Exercise details
Look for the word "name" in the data below, and copy every line that holds it.

Exercise data
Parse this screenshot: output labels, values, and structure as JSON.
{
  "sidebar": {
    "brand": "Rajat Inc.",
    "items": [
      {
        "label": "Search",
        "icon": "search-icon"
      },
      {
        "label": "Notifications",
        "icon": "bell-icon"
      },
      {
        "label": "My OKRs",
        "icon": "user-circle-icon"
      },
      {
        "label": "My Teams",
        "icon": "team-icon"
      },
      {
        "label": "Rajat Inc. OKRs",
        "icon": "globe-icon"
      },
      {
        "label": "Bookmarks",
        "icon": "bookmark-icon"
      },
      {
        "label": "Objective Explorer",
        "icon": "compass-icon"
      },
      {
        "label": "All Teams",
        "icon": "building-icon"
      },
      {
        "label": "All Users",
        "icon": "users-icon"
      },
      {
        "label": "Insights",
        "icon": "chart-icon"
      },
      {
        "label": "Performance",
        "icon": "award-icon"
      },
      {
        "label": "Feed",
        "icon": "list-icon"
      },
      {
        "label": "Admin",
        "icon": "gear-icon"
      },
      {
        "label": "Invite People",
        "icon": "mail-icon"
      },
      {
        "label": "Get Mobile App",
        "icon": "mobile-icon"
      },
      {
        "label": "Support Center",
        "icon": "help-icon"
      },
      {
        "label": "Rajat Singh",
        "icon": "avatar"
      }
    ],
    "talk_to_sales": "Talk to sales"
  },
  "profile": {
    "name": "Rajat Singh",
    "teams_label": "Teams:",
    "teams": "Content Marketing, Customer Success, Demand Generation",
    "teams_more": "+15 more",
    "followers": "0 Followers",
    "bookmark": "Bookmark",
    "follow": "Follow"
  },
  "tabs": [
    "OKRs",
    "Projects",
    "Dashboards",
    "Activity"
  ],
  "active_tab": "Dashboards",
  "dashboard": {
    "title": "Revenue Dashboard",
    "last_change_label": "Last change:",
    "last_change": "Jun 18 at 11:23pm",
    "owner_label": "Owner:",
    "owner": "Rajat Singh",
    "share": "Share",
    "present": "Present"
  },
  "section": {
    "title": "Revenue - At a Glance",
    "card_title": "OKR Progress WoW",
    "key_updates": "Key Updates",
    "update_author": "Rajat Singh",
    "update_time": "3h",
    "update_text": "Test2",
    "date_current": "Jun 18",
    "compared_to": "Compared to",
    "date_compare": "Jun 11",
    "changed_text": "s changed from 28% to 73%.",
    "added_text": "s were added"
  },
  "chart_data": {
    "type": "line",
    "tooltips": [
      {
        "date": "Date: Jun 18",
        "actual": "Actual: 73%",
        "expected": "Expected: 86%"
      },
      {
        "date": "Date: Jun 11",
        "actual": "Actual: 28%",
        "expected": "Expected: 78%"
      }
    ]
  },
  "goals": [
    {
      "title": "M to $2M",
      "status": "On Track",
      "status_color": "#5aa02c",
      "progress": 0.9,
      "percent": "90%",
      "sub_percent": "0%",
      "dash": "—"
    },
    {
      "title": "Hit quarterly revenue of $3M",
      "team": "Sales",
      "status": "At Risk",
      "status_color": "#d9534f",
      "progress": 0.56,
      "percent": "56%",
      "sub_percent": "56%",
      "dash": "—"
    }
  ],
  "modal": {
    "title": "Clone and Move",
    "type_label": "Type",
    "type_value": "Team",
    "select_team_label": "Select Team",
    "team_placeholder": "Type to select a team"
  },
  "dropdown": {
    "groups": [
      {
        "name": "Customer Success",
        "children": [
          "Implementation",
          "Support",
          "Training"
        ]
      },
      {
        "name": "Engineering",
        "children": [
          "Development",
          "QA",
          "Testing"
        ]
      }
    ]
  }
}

Task solution
    "name": "Rajat Singh",
        "name": "Customer Success",
        "name": "Engineering",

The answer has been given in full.